§ Task to complete
Return the records exactly, with nothing added.

┏━━

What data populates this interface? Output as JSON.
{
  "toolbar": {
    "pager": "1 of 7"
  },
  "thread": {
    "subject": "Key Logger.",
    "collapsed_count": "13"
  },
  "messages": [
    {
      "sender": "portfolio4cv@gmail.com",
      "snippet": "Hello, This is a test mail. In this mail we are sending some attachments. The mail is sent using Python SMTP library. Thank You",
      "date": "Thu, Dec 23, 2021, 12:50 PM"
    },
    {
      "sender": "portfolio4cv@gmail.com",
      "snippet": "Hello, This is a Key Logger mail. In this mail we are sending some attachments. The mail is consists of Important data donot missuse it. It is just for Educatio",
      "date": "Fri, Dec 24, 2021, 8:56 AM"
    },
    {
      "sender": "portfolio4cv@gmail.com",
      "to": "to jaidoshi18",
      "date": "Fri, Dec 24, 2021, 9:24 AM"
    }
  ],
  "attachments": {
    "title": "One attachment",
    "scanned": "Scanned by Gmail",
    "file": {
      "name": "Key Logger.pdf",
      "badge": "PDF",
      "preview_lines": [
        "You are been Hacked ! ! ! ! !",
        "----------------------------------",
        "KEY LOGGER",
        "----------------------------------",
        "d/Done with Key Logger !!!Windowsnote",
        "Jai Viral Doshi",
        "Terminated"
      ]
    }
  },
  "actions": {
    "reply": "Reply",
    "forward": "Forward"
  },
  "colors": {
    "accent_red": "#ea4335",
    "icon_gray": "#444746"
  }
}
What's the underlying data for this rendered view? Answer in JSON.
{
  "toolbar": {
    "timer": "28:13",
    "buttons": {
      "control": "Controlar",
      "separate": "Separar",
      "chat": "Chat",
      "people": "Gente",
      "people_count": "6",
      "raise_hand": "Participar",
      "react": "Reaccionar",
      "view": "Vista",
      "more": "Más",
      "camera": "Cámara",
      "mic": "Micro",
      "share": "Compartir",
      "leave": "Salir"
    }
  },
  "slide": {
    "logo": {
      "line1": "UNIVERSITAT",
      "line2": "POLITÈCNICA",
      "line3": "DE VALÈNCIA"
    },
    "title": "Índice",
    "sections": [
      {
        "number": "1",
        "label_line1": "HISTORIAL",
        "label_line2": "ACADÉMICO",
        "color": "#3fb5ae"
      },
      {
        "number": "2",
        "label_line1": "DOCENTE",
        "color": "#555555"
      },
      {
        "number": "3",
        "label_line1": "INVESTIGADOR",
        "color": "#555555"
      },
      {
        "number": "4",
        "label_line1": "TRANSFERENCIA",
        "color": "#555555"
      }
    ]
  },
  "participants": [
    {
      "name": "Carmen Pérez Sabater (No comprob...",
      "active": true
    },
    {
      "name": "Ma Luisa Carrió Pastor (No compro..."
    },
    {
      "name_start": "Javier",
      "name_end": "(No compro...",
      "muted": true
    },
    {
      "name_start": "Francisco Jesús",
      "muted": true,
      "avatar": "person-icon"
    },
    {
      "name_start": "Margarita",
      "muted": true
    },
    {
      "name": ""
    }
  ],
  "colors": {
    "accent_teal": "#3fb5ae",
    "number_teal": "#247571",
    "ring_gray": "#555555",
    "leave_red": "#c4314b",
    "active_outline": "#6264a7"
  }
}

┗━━

§ Task answer
What data populates this interface? Output as JSON.
{
  "toolbar": {
    "pager": "1 of 7"
  },
  "thread": {
    "subject": "Key Logger.",
    "collapsed_count": "13"
  },
  "messages": [
    {
      "sender": "portfolio4cv@gmail.com",
      "snippet": "Hello, This is a test mail. In this mail we are sending some attachments. The mail is sent using Python SMTP library. Thank You",
      "date": "Thu, Dec 23, 2021, 12:50 PM"
    },
    {
      "sender": "portfolio4cv@gmail.com",
      "snippet": "Hello, This is a Key Logger mail. In this mail we are sending some attachments. The mail is consists of Important data donot missuse it. It is just for Educatio",
      "date": "Fri, Dec 24, 2021, 8:56 AM"
    },
    {
      "sender": "portfolio4cv@gmail.com",
      "to": "to jaidoshi18",
      "date": "Fri, Dec 24, 2021, 9:24 AM"
    }
  ],
  "attachments": {
    "title": "One attachment",
    "scanned": "Scanned by Gmail",
    "file": {
      "name": "Key Logger.pdf",
      "badge": "PDF",
      "preview_lines": [
        "You are been Hacked ! ! ! ! !",
        "----------------------------------",
        "KEY LOGGER",
        "----------------------------------",
        "d/Done with Key Logger !!!Windowsnote",
        "Jai Viral Doshi",
        "Terminated"
      ]
    }
  },
  "actions": {
    "reply": "Reply",
    "forward": "Forward"
  },
  "colors": {
    "accent_red": "#ea4335",
    "icon_gray": "#444746"
  }
}
What's the underlying data for this rendered view? Answer in JSON.
{
  "toolbar": {
    "timer": "28:13",
    "buttons": {
      "control": "Controlar",
      "separate": "Separar",
      "chat": "Chat",
      "people": "Gente",
      "people_count": "6",
      "raise_hand": "Participar",
      "react": "Reaccionar",
      "view": "Vista",
      "more": "Más",
      "camera": "Cámara",
      "mic": "Micro",
      "share": "Compartir",
      "leave": "Salir"
    }
  },
  "slide": {
    "logo": {
      "line1": "UNIVERSITAT",
      "line2": "POLITÈCNICA",
      "line3": "DE VALÈNCIA"
    },
    "title": "Índice",
    "sections": [
      {
        "number": "1",
        "label_line1": "HISTORIAL",
        "label_line2": "ACADÉMICO",
        "color": "#3fb5ae"
      },
      {
        "number": "2",
        "label_line1": "DOCENTE",
        "color": "#555555"
      },
      {
        "number": "3",
        "label_line1": "INVESTIGADOR",
        "color": "#555555"
      },
      {
        "number": "4",
        "label_line1": "TRANSFERENCIA",
        "color": "#555555"
      }
    ]
  },
  "participants": [
    {
      "name": "Carmen Pérez Sabater (No comprob...",
      "active": true
    },
    {
      "name": "Ma Luisa Carrió Pastor (No compro..."
    },
    {
      "name_start": "Javier",
      "name_end": "(No compro...",
      "muted": true
    },
    {
      "name_start": "Francisco Jesús",
      "muted": true,
      "avatar": "person-icon"
    },
    {
      "name_start": "Margarita",
      "muted": true
    },
    {
      "name": ""
    }
  ],
  "colors": {
    "accent_teal": "#3fb5ae",
    "number_teal": "#247571",
    "ring_gray": "#555555",
    "leave_red": "#c4314b",
    "active_outline": "#6264a7"
  }
}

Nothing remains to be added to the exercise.